I will be his place of calm. Sometimes that means sitting on the kitchen floor and taking in his deep butterfly or bumble bee breaths with him. And some days this will happen on five different occasions before breakfast.

  1. Embrace the chaos. The couch jumping, dresser climbing, spinning, bouncing, running, loud scripting and high-pitched screaming. I will let him enjoy that energy for the freedom and happiness it brings him instead of constantly trying to corral it.

In those loud, chaotic times I will remember what it looks like when his anxiety and frustration have taken over. If I pause in that wild happiness with him, maybe some of that joy will spread. We just have to let go, even the tiniest bit.

img_8329

  1. Self-care. OK this is a tough one. I am going to put value on every single family member’s happiness, including my own. If you are like me, the recommendation of fitting more self-care into your already-hectic life is more irritating than hearing the Baby Shark song 50x a day. It is so important though. “You cannot pour from an empty cup.” I know, I’ve tried.

6.  When all else fails, find grace. I will be prepared for every IEP/ABA meeting, every doctor/naturopath/audiology/dentist/speech/OT/blood draw/psychologist/counseling appointment. I will bring social stories, snacks, incentives, and toys. And I will give myself grace when none of that stuff works like I had intended.

7.  Look back. I will continue to look back to where we have been so we can celebrate where we are now.
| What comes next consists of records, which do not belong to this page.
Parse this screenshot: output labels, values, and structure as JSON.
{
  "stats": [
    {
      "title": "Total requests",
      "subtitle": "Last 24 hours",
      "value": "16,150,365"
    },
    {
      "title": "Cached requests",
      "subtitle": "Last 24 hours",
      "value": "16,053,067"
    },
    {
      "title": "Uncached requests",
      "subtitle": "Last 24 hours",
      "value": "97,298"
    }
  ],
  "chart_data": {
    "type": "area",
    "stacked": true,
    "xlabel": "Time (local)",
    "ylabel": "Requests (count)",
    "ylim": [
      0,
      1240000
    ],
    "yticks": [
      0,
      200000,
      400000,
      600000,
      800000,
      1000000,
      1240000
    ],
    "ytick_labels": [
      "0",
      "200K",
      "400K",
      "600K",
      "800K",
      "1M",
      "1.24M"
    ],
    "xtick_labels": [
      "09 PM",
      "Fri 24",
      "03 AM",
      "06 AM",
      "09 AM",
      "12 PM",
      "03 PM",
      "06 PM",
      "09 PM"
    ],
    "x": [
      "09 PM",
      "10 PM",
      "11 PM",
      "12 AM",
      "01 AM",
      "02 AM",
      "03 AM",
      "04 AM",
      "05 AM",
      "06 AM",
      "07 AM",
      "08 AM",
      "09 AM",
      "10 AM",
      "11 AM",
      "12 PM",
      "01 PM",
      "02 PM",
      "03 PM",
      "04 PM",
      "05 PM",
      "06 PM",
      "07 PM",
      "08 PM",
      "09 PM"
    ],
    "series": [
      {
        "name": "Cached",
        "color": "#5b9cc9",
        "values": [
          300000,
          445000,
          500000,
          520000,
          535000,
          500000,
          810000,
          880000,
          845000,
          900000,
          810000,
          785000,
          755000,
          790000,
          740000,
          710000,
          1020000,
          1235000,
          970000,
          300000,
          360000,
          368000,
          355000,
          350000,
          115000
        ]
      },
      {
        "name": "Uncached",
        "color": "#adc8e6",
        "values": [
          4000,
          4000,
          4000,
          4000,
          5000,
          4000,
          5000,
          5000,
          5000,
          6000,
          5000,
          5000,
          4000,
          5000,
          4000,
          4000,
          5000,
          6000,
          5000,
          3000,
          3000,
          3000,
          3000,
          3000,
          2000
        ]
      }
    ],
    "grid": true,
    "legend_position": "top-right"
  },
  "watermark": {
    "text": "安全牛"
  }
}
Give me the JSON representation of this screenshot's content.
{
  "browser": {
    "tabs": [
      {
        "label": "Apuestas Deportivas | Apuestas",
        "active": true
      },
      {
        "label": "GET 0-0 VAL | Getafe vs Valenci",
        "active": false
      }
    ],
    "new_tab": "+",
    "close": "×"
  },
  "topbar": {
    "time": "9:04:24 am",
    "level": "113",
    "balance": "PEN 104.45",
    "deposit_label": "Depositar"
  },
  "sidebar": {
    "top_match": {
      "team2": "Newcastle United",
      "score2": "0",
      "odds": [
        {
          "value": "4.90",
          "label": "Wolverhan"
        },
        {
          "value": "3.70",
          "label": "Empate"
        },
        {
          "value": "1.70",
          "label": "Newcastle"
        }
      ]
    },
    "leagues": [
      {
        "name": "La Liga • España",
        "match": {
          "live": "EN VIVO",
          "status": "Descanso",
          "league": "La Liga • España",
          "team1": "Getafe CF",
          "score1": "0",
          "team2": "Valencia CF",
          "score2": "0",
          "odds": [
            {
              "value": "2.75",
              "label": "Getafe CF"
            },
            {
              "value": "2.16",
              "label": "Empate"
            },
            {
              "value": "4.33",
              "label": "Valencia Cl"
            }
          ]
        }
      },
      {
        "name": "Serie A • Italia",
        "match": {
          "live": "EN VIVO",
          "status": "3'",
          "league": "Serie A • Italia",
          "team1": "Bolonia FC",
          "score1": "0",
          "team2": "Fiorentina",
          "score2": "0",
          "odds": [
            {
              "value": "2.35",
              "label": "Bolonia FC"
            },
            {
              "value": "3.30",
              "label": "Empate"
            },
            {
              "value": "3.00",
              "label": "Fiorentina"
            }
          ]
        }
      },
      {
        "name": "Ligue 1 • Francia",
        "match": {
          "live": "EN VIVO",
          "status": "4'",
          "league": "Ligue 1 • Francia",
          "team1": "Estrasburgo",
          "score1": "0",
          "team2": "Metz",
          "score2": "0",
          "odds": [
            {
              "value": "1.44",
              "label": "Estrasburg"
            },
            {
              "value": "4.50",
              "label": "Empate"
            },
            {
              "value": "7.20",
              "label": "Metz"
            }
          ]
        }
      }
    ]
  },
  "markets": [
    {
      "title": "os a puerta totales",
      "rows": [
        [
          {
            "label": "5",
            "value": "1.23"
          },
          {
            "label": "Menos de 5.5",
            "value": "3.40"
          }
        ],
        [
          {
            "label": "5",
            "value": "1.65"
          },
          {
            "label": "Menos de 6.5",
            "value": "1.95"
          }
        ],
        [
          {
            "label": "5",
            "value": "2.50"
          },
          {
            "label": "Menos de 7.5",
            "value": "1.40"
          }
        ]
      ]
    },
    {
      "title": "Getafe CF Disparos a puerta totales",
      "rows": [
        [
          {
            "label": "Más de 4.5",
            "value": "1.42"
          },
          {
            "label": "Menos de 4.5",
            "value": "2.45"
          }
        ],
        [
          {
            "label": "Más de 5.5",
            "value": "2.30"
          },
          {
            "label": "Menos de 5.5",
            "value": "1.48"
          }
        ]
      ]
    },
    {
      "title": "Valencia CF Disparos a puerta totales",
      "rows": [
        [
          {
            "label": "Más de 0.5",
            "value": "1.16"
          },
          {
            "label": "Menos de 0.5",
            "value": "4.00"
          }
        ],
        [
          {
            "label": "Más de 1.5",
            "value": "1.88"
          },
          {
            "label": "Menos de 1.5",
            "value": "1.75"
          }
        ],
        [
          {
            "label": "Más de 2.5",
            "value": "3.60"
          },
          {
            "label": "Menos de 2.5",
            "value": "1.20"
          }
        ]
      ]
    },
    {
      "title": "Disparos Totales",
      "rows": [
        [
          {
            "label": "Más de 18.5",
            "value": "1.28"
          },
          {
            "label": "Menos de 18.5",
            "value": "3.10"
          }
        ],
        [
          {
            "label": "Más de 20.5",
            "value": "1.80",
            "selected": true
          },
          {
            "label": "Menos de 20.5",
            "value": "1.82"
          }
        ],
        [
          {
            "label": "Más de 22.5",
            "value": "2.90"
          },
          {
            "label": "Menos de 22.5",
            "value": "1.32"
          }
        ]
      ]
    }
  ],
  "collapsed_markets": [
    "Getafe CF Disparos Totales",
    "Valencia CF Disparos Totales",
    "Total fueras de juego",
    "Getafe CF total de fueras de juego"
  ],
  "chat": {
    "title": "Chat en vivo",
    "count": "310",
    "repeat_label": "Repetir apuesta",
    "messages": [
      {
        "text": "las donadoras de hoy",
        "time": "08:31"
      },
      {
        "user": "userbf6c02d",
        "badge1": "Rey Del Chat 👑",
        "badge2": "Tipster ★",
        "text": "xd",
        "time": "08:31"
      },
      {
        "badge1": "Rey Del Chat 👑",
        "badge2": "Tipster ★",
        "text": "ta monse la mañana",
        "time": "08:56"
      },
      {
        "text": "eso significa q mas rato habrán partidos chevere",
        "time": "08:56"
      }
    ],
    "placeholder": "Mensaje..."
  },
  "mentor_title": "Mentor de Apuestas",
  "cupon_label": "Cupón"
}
Progress can feel slow and discouraging at times, but I will not get lost there and miss all the growth and amazing new things happening every day.

8.  Slow down. What’s the rush? I’ve been that irritated lady stuck in a slow checkout line. Or the one pulled over for speeding because I was running late. When I am pressed for time and irritable, it affects everyone.

9.  Be kind. One of the best things that has come from sharing my son’s journey in autism is seeing how he has inspired so much kindness in so many people. Because of him, I will always take a moment to consider what someone else is going through.

10.  Be thankful. My children have given me new perspective and I am blessed to have been changed in the most wonderful ways. I’m going to remember that when a snack gets thrown across the car or a well-intentioned social story totally bombs.

img_9106 (1)